DATA SUPPLIED: Begin

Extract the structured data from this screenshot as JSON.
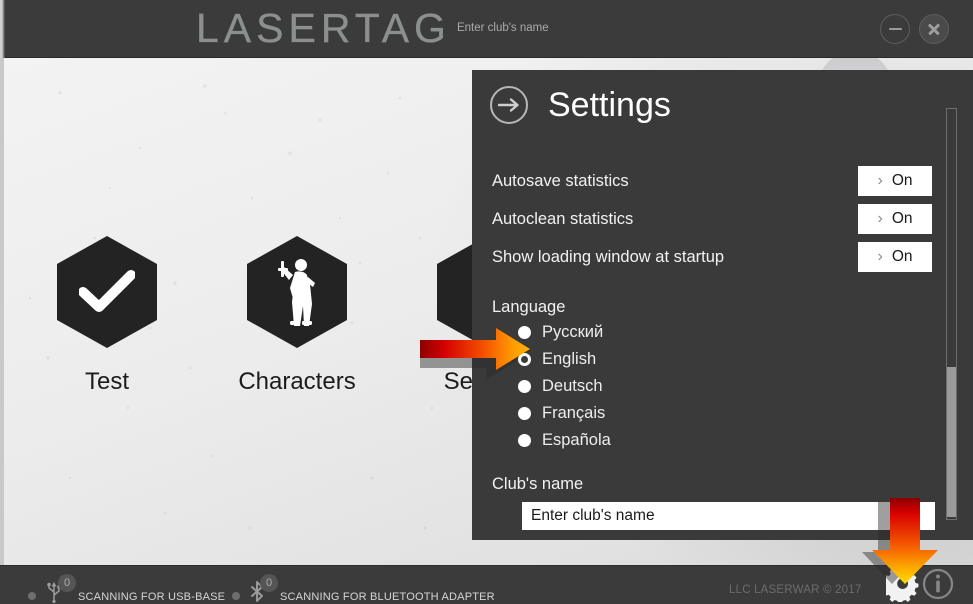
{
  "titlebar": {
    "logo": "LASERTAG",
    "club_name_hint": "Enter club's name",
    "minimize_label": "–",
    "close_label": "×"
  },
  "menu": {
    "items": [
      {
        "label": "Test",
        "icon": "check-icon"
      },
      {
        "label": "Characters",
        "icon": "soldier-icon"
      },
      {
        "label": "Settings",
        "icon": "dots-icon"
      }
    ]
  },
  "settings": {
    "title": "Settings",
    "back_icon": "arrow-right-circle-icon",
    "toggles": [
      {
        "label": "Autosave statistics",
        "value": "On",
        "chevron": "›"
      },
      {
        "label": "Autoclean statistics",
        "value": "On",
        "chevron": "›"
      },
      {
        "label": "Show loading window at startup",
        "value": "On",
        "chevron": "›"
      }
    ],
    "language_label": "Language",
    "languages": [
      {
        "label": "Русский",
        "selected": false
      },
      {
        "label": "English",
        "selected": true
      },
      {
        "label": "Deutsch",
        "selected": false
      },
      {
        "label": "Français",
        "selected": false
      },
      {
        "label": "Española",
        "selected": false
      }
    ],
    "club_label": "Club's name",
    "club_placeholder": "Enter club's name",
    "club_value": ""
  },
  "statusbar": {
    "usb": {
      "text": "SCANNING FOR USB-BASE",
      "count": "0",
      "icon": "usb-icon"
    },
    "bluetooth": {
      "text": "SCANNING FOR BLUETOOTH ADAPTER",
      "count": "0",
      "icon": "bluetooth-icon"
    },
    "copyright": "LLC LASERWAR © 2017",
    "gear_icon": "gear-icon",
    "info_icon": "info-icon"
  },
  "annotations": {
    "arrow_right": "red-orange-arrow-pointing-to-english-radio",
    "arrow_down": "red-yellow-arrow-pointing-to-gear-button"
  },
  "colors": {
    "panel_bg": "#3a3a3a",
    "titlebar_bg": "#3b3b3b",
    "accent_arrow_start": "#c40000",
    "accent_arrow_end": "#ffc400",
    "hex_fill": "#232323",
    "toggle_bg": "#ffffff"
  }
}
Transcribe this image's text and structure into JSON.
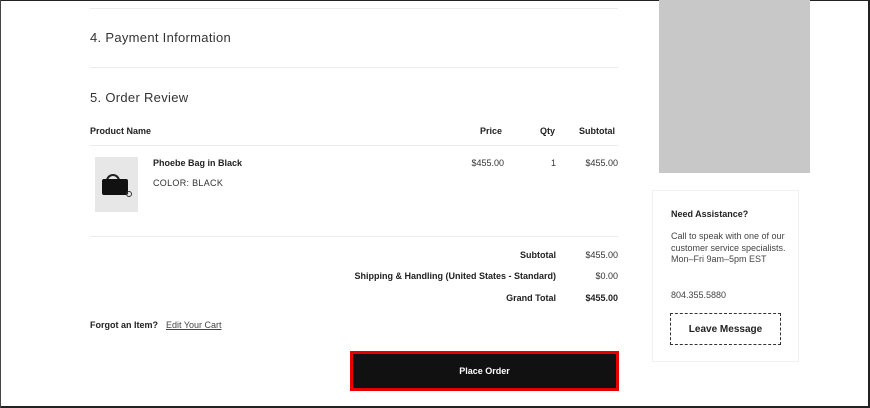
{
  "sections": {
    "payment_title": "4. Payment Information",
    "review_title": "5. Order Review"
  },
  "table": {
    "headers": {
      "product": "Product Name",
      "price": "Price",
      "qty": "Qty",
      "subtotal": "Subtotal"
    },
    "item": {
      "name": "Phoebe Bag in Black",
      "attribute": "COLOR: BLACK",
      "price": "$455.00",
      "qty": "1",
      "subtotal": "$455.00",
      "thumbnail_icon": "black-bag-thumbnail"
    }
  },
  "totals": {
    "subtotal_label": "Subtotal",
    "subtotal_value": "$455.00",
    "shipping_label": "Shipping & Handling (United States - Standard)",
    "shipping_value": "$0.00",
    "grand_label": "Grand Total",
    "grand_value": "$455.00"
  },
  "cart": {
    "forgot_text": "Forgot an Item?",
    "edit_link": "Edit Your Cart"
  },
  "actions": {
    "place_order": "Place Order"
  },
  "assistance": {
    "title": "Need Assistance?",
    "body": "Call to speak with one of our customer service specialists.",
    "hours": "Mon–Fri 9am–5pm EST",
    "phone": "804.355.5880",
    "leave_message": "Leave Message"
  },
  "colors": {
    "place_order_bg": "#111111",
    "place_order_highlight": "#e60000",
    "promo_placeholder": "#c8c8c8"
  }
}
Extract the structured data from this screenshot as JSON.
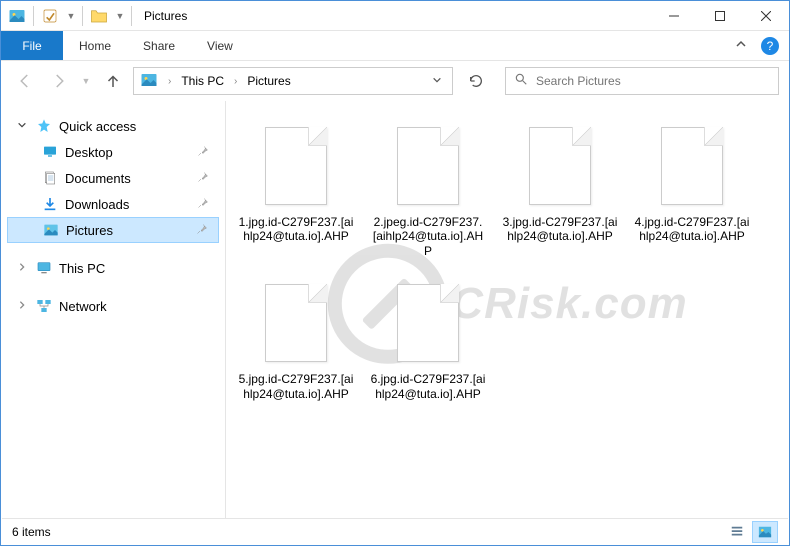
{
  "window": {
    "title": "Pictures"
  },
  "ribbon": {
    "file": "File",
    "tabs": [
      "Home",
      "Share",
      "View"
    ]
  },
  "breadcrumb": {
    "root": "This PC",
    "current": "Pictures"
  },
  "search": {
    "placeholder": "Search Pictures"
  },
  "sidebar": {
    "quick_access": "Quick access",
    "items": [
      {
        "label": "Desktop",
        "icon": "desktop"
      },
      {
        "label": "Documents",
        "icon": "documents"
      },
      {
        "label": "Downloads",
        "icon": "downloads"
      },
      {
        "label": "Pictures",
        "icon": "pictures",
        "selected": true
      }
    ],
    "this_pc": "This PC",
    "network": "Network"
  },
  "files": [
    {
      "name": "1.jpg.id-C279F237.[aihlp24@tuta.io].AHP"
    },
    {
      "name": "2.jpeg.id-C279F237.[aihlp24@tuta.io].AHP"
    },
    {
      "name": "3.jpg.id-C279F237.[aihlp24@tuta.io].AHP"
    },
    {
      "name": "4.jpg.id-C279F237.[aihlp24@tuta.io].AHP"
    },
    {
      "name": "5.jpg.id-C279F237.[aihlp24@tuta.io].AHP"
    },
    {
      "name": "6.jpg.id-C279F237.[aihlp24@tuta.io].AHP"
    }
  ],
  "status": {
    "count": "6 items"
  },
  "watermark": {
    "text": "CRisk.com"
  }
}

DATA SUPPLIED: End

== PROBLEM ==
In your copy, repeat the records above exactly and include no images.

== EXPECTED ANSWER ==
Extract the structured data from this screenshot as JSON.
{
  "titlebar": {
    "logo": "LASERTAG",
    "club_name_hint": "Enter club's name",
    "minimize_label": "–",
    "close_label": "×"
  },
  "menu": {
    "items": [
      {
        "label": "Test",
        "icon": "check-icon"
      },
      {
        "label": "Characters",
        "icon": "soldier-icon"
      },
      {
        "label": "Settings",
        "icon": "dots-icon"
      }
    ]
  },
  "settings": {
    "title": "Settings",
    "back_icon": "arrow-right-circle-icon",
    "toggles": [
      {
        "label": "Autosave statistics",
        "value": "On",
        "chevron": "›"
      },
      {
        "label": "Autoclean statistics",
        "value": "On",
        "chevron": "›"
      },
      {
        "label": "Show loading window at startup",
        "value": "On",
        "chevron": "›"
      }
    ],
    "language_label": "Language",
    "languages": [
      {
        "label": "Русский",
        "selected": false
      },
      {
        "label": "English",
        "selected": true
      },
      {
        "label": "Deutsch",
        "selected": false
      },
      {
        "label": "Français",
        "selected": false
      },
      {
        "label": "Española",
        "selected": false
      }
    ],
    "club_label": "Club's name",
    "club_placeholder": "Enter club's name",
    "club_value": ""
  },
  "statusbar": {
    "usb": {
      "text": "SCANNING FOR USB-BASE",
      "count": "0",
      "icon": "usb-icon"
    },
    "bluetooth": {
      "text": "SCANNING FOR BLUETOOTH ADAPTER",
      "count": "0",
      "icon": "bluetooth-icon"
    },
    "copyright": "LLC LASERWAR © 2017",
    "gear_icon": "gear-icon",
    "info_icon": "info-icon"
  },
  "annotations": {
    "arrow_right": "red-orange-arrow-pointing-to-english-radio",
    "arrow_down": "red-yellow-arrow-pointing-to-gear-button"
  },
  "colors": {
    "panel_bg": "#3a3a3a",
    "titlebar_bg": "#3b3b3b",
    "accent_arrow_start": "#c40000",
    "accent_arrow_end": "#ffc400",
    "hex_fill": "#232323",
    "toggle_bg": "#ffffff"
  }
}
Transcribe this image's text and structure into JSON.
{
  "sections": {
    "payment_title": "4. Payment Information",
    "review_title": "5. Order Review"
  },
  "table": {
    "headers": {
      "product": "Product Name",
      "price": "Price",
      "qty": "Qty",
      "subtotal": "Subtotal"
    },
    "item": {
      "name": "Phoebe Bag in Black",
      "attribute": "COLOR: BLACK",
      "price": "$455.00",
      "qty": "1",
      "subtotal": "$455.00",
      "thumbnail_icon": "black-bag-thumbnail"
    }
  },
  "totals": {
    "subtotal_label": "Subtotal",
    "subtotal_value": "$455.00",
    "shipping_label": "Shipping & Handling (United States - Standard)",
    "shipping_value": "$0.00",
    "grand_label": "Grand Total",
    "grand_value": "$455.00"
  },
  "cart": {
    "forgot_text": "Forgot an Item?",
    "edit_link": "Edit Your Cart"
  },
  "actions": {
    "place_order": "Place Order"
  },
  "assistance": {
    "title": "Need Assistance?",
    "body": "Call to speak with one of our customer service specialists.",
    "hours": "Mon–Fri 9am–5pm EST",
    "phone": "804.355.5880",
    "leave_message": "Leave Message"
  },
  "colors": {
    "place_order_bg": "#111111",
    "place_order_highlight": "#e60000",
    "promo_placeholder": "#c8c8c8"
  }
}
Extract the structured data from this screenshot as JSON.
{
  "window": {
    "title": "Pictures"
  },
  "ribbon": {
    "file": "File",
    "tabs": [
      "Home",
      "Share",
      "View"
    ]
  },
  "breadcrumb": {
    "root": "This PC",
    "current": "Pictures"
  },
  "search": {
    "placeholder": "Search Pictures"
  },
  "sidebar": {
    "quick_access": "Quick access",
    "items": [
      {
        "label": "Desktop",
        "icon": "desktop"
      },
      {
        "label": "Documents",
        "icon": "documents"
      },
      {
        "label": "Downloads",
        "icon": "downloads"
      },
      {
        "label": "Pictures",
        "icon": "pictures",
        "selected": true
      }
    ],
    "this_pc": "This PC",
    "network": "Network"
  },
  "files": [
    {
      "name": "1.jpg.id-C279F237.[aihlp24@tuta.io].AHP"
    },
    {
      "name": "2.jpeg.id-C279F237.[aihlp24@tuta.io].AHP"
    },
    {
      "name": "3.jpg.id-C279F237.[aihlp24@tuta.io].AHP"
    },
    {
      "name": "4.jpg.id-C279F237.[aihlp24@tuta.io].AHP"
    },
    {
      "name": "5.jpg.id-C279F237.[aihlp24@tuta.io].AHP"
    },
    {
      "name": "6.jpg.id-C279F237.[aihlp24@tuta.io].AHP"
    }
  ],
  "status": {
    "count": "6 items"
  },
  "watermark": {
    "text": "CRisk.com"
  }
}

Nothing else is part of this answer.